6 - 8
15 min - 1 hr
You’ve heard the plaintive meow of a cat and the guttural growl of a lion. Ever wonder why those two felines sound so different?
Bioacoustics is the study of the relationship between living things and sound. This includes animal sound production, transmission, and reception. Animal sounds are recorded in the field or in the laboratory with microphones (in air) and hydrophones (in water). These devices pick up sound vibrations and convert them to electrical signals. These electrical signals are recorded, then analyzed using computer software. By studying animal sounds as they relate to animal behavior, anatomy, and physiology, scientists can use acoustics to answer broader questions about animal ecology and evolution.
A great example of a bioacoustics study is to analyze the relationship between the size of organisms and the acoustics, or sounds, that they make. As you can see in the graph below, body size in the animal kingdom is typically inversely proportional to the frequency—what we hear as pitch—of animals’ calls. That means that bigger animals generally produce lower-frequency sounds than smaller animals do.
Let’s think about two animals with dramatically different body sizes: the moose and the rat.
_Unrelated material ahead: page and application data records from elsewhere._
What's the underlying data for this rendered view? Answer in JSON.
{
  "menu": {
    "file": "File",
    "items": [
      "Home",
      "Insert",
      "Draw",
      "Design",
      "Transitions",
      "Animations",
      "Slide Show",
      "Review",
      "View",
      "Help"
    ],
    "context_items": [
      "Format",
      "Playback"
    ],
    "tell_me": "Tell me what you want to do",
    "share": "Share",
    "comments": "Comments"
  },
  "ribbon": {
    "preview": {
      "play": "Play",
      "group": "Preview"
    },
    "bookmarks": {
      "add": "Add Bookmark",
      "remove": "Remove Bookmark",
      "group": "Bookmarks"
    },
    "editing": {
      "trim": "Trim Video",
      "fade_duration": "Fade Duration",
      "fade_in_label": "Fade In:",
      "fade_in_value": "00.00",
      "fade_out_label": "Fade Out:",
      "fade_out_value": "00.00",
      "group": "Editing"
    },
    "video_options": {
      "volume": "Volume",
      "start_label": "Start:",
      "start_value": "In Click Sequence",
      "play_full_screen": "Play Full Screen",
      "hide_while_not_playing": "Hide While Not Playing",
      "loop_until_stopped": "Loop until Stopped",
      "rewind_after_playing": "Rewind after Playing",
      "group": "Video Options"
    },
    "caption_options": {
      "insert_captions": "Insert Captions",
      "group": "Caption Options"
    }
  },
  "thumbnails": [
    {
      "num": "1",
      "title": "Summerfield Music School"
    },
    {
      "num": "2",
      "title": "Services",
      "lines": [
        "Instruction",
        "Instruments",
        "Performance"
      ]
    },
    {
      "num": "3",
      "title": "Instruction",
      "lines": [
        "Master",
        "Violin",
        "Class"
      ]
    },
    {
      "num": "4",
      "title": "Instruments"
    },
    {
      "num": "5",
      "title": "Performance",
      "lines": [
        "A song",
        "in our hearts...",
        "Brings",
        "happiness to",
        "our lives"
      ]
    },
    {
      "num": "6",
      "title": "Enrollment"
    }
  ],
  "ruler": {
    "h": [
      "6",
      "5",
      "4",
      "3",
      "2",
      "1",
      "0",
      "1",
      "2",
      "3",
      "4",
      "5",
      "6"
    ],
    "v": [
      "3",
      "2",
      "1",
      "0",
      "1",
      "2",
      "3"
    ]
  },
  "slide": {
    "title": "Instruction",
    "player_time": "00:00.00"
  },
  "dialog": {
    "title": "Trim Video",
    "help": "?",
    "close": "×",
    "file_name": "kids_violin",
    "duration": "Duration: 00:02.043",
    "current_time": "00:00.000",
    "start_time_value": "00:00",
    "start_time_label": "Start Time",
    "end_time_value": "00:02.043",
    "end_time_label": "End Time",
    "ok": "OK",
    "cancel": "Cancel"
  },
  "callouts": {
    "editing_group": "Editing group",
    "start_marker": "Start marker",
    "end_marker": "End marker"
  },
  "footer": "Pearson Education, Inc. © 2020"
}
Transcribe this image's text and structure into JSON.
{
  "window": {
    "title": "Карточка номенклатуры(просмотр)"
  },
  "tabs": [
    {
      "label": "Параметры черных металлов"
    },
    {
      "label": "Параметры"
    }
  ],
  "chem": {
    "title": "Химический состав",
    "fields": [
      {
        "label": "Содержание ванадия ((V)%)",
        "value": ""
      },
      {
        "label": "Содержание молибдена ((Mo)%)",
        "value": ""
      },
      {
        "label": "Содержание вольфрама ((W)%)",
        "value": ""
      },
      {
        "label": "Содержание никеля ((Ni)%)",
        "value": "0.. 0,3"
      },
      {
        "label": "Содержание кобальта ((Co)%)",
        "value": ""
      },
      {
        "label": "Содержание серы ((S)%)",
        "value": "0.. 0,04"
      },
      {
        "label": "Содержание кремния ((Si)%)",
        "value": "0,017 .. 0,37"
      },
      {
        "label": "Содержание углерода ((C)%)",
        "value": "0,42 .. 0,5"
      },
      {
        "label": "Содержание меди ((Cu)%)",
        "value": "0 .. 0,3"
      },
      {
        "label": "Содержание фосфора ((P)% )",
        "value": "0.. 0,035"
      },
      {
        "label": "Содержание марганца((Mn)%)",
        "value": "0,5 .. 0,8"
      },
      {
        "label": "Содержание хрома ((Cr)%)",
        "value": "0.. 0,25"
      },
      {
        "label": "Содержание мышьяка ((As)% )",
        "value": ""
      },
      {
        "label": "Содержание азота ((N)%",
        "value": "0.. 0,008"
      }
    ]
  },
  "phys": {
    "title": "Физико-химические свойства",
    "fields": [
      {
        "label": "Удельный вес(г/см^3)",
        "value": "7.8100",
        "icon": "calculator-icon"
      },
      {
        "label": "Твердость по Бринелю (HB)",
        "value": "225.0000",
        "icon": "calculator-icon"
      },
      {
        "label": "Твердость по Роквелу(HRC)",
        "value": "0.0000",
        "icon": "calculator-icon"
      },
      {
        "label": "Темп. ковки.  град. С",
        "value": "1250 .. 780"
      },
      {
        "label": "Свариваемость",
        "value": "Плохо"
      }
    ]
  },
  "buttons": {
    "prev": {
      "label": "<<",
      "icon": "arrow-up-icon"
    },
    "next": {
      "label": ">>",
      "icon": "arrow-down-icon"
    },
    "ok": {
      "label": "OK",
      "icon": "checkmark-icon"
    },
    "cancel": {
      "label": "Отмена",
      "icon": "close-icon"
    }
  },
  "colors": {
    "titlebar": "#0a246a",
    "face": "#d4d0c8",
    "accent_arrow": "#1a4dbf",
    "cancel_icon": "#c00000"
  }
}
An average bull moose (Alces americanus) has a mass of 541 kilograms, in contrast to the 0.5 kilograms of an average brown rat (Rattus norvegicus).
Based on size, which animal would you expect to make a low-pitched sound?
Listen to the sound of the moose and the sound of the rat below:
Based on the sounds, which animal produces sound at a higher frequency, or pitch?
Some species also demonstrate sexual dimorphism in their acoustic signals, meaning males produce different acoustic signals than females. This effect is something we clearly hear in humans: many adult males have lower-pitched voices than adult females.
In this activity, you will investigate how height and gender affect the acoustic signals of some of the most unusual sounds a human can make—burps!
Here are some burps from Science Friday, if you need more data!
- Do you notice any trends related to height and burp peak frequency? What about gender and burp peak frequency?
- Describe if and how the peak frequency of burps changed depending on height or gender. Why do you think the frequency did or didn’t change?
- Think back to the moose and the mouse. Do your results support the concept that body size, in this case height, is inversely proportional to the sound frequency (Hz) found in the animal kingdom?
- What other factors do you think might change the peak frequency of a burp?
- Say you wanted to burp with a higher pitch. What would you change about your burping style? Why?
Design your own investigation to explore how body size, age, and/or gender relates to human sounds. What other factors could you investigate that may affect the frequency of human sounds? Besides burps, can you think of another sound that humans make that you could study for the sake of comparison? After you have designed your study, collect your data, graph them, and reflect on whether your results support your predictions.
Further Exploration of Bioacoustics
Animal Sounds Resources
Meet the Writer
About Laura Kloepper@ProfLKloepper
Laura Kloepper is an Assistant Professor in the Department of Biology at Saint Mary’s College in Notre Dame, Indiana where she researches echolocation in toothed whales, dolphins, and bats. As a former high school biology teacher, she is passionate about connecting students with scientists and encouraging hands-on bioacoustics research, and launched Soundintheclassroom.org to provide resources and lesson plans for students to conduct quantitative, inquiry-based bioacoustics investigations using free, open-source software.